SOURCE MATERIAL
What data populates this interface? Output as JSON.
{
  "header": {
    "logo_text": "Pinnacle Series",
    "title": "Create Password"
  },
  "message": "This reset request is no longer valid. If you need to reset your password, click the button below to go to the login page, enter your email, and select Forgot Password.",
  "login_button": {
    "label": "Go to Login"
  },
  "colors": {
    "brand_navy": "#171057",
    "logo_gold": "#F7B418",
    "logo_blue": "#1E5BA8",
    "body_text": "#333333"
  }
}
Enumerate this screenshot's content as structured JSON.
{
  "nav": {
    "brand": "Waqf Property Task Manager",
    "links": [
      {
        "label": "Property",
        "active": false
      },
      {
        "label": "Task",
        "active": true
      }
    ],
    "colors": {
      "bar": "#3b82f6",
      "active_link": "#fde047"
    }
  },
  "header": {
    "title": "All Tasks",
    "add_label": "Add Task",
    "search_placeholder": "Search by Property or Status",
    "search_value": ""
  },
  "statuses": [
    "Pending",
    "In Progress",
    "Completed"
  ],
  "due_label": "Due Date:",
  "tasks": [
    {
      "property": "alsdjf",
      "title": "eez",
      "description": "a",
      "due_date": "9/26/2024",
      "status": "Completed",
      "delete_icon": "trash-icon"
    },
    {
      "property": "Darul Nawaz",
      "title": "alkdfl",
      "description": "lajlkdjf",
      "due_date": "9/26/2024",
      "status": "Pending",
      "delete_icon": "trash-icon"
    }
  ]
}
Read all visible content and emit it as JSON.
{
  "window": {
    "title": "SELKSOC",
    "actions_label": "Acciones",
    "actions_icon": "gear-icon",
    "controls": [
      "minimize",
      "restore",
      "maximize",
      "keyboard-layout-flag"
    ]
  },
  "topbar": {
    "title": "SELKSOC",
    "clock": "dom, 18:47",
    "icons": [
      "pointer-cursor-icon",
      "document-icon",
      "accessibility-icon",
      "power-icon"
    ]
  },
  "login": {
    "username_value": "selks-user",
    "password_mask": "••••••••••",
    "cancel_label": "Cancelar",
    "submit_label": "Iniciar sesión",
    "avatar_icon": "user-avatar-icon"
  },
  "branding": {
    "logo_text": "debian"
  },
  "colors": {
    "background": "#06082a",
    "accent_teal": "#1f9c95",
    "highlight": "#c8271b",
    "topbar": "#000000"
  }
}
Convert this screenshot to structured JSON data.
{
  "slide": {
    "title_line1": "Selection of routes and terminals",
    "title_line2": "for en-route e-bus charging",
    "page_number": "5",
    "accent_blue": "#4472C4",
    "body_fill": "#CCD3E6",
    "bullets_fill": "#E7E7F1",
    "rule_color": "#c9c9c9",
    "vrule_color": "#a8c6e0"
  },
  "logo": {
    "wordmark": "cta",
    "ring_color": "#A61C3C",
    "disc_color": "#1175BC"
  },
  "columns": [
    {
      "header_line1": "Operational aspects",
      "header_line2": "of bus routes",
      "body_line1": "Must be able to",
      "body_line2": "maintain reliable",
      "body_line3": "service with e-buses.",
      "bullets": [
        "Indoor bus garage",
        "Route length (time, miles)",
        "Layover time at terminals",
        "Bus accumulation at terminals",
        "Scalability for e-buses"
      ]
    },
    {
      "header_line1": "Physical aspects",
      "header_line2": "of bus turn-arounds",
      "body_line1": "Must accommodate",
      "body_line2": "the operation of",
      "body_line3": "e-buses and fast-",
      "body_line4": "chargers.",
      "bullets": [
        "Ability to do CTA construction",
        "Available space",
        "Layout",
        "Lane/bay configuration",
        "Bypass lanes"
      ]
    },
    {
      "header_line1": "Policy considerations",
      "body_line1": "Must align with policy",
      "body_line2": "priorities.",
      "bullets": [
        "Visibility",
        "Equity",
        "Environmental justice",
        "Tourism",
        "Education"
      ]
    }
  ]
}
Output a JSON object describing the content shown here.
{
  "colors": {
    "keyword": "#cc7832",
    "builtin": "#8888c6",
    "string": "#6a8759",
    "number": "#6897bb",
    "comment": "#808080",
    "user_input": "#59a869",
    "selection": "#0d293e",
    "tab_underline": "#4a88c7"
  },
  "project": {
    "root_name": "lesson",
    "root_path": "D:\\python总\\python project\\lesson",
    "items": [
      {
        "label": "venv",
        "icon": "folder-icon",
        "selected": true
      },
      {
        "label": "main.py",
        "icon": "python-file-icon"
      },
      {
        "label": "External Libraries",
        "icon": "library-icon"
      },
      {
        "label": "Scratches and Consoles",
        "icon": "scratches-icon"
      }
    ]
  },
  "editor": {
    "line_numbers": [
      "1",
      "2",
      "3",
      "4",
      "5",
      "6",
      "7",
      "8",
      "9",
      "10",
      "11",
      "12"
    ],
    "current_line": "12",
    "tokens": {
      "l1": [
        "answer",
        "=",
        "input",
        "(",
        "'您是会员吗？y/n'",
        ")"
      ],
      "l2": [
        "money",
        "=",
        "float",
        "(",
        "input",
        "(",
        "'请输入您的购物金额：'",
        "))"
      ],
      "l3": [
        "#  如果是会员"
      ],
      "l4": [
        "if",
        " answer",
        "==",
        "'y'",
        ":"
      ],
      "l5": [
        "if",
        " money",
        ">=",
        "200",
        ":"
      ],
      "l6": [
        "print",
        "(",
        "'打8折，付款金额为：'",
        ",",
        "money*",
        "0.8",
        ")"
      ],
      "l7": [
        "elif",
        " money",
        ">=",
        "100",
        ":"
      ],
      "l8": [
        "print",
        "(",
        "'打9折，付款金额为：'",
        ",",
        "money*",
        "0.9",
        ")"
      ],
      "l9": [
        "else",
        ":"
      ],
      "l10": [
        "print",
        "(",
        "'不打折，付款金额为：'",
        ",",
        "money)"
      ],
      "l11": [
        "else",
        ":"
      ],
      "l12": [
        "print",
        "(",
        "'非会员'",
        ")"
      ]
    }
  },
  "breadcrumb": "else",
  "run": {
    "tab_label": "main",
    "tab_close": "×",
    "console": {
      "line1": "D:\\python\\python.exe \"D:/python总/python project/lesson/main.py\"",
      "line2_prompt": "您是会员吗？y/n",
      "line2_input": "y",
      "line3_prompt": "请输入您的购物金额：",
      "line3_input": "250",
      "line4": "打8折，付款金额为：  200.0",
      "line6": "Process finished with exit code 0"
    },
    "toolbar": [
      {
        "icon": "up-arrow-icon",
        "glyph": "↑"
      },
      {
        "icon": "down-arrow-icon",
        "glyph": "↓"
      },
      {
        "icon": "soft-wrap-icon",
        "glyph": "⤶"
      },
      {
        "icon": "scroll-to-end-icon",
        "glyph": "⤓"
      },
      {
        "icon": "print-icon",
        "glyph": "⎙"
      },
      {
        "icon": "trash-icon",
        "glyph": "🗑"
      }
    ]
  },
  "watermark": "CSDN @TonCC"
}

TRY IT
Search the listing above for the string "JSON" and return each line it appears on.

OUTPUT OF THE EXERCISE
What data populates this interface? Output as JSON.
Enumerate this screenshot's content as structured JSON.
Read all visible content and emit it as JSON.
Convert this screenshot to structured JSON data.
Output a JSON object describing the content shown here.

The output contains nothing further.